The role of the microbiome in sickness and in health continues to draw huge interest. One study out of Yale University looked at whether gut bacteria trigger antiphospholipid syndrome, a sometimes deadly autoimmune disease that mostly affects younger women who have an autoimmune condition. Another lab at Yale is trying to identify the types of gut bacteria that cause autoimmune disease and how healthy gut microbiota differ from those of people with autoimmune diseases.
Other News You Should Know
- Parents of kids with juvenile idiopathic arthritis (JIA) can be reassured, despite a black-box warning, that TNF inhibitors do not appear to increase the risk of cancer in children with JIA, according to research by Timothy Beukelman, MD, of the University of Alabama at Birmingham (UAB).
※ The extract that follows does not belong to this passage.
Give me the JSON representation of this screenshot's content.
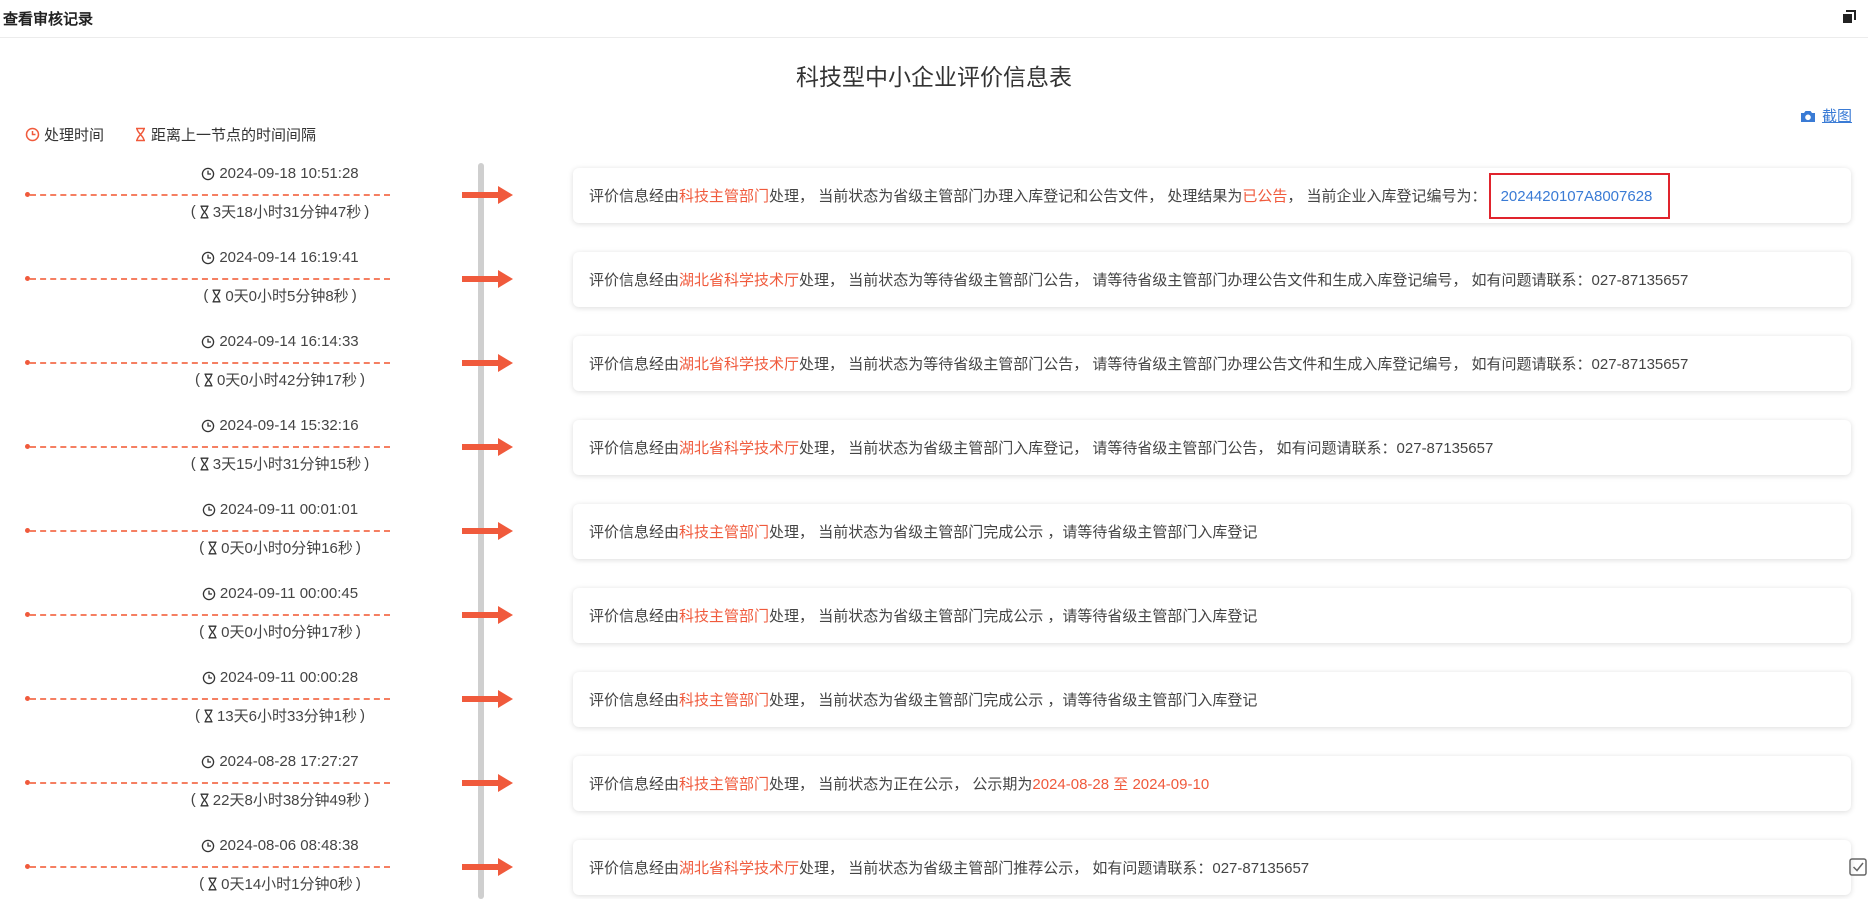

- Long-awaited results from the large PRECISION trial show that celecoxib (Celebrex), a selective COX-2 inhibitor (a type of nonsteroidal anti-inflammatory drug), does not increase cardiovascular events, such as heart attack and stroke, more than ibuprofen or naproxen do, and it is kinder to the gastrointestinal tract.
- A crisis looms in the field of rheumatology: The shrinking rheumatology workforce is expected to fall short of the growing demand created by growth in the number of patients with arthritis and rheumatic diseases. Experts call for innovation to close the gap before a “tsunami of retirements” hits this country.
Other Studies Worth Noting
- Boston University School of Medicine researchers found that gout patients starting allopurinol to keep uric acid in check do not appear to have a higher risk of developing or exacerbating chronic kidney disease because of the drug.
- Tocilizumab (Actemra) is a promising treatment for giant cell arteritis that doesn’t require long-term steroid use, according to John Stone, MD, from Massachusetts General Hospital. Giant cell arteritis often occurs with polymyalgia rheumatic.
- In patients with axial spondyloarthritis, women are more likely to have disease beyond joints – in the eyes (uveitis) and the gut (inflammatory bowel disease), according to a study conducted at St. James’s Hospital in Dublin, Ireland.
- Maintenance therapy with rituximab (Rituxan) is better than azathioprine (Imuran) for patients with ANCA-associated vasculitis, in terms of relapse and survival, according to five-year results from an international study. (These types of vasculitis are associated with autoimmune inflammation caused by antineutrophil cytoplasmic autoantibodies [ANCA].)
And finally, a congratulatory shout-out to three doctors who always go above and beyond to help out the Arthritis Foundation, Dr. David Pisetsky, from Duke University School of Medicine, who received ACR’s Presidential Gold Medal, its top award; Dr. Charles Helmick, from the Centers for Disease Control and Prevention, who received the Arthritis and Related Health Professions’ President’s Award; and Dr. Jasvinder Singh, from UAB, who received the ACR Young Investigator Award.
Author: Andrea Kane